By Allergen Bureau

Can ‘early introduction’ also prevent coeliac disease?

There is a growing body of evidence that supports the early introduction of peanut-based foods to infants to prevent peanut allergies, and studies are now looking into the impact of early introduction of other main allergens. A study led by King’s College London is the first to find that introducing high doses of gluten early in a child’s life could offer protection against coeliac disease.

A total of 1,004 infants from the general population of England and Wales were enrolled in the study and were all breast-fed until they were 4 months old. They were then randomised to consume six allergenic foods: cow’s milk, hen’s egg, peanut, sesame, cod fish and wheat in addition to breast milk (intervention group), or, to continue with exclusively with breast milk until 6 months of age (control group), as recommended by UK government guidelines.

The weekly recommended dose of wheat for a child was set at 4g of wheat protein and this was usually provided as Weetabix. The families were asked to complete weekly questionnaires through to one year and then every three months until the children reached three years of age.

By age three, seven children in the control group but none of those in the Weetabix group had developed coeliac disease. While these are promising new results, given the small sample size the authors called for more studies to confirm whether early introduction of gluten is an effective strategy to prevent the development of coeliac disease.

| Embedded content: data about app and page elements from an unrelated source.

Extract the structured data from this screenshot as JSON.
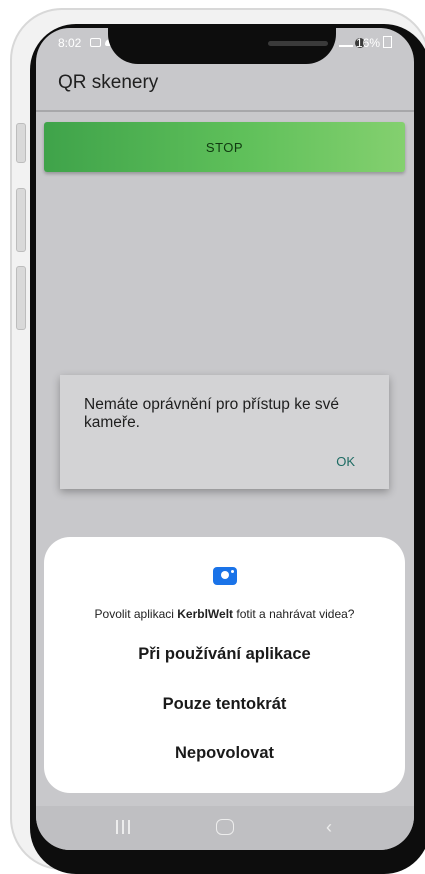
{
  "status_bar": {
    "time": "8:02",
    "right": "16%",
    "icons": [
      "image-icon",
      "cloud-icon",
      "signal-icon",
      "battery-icon"
    ]
  },
  "app": {
    "title": "QR skenery",
    "stop_label": "STOP",
    "accent_color": "#4caf50"
  },
  "alert": {
    "message": "Nemáte oprávnění pro přístup ke své kameře.",
    "ok_label": "OK"
  },
  "permission": {
    "icon": "camera-icon",
    "question_prefix": "Povolit aplikaci ",
    "app_name": "KerblWelt",
    "question_suffix": " fotit a nahrávat videa?",
    "options": [
      "Při používání aplikace",
      "Pouze tentokrát",
      "Nepovolovat"
    ]
  },
  "navbar": {
    "icons": [
      "recents-icon",
      "home-icon",
      "back-icon"
    ],
    "back_glyph": "‹"
  }
}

Reference: Logan K et al. 2020. JAMA Pediatrics. DOI:10.1001/jamapediatrics.2020.2893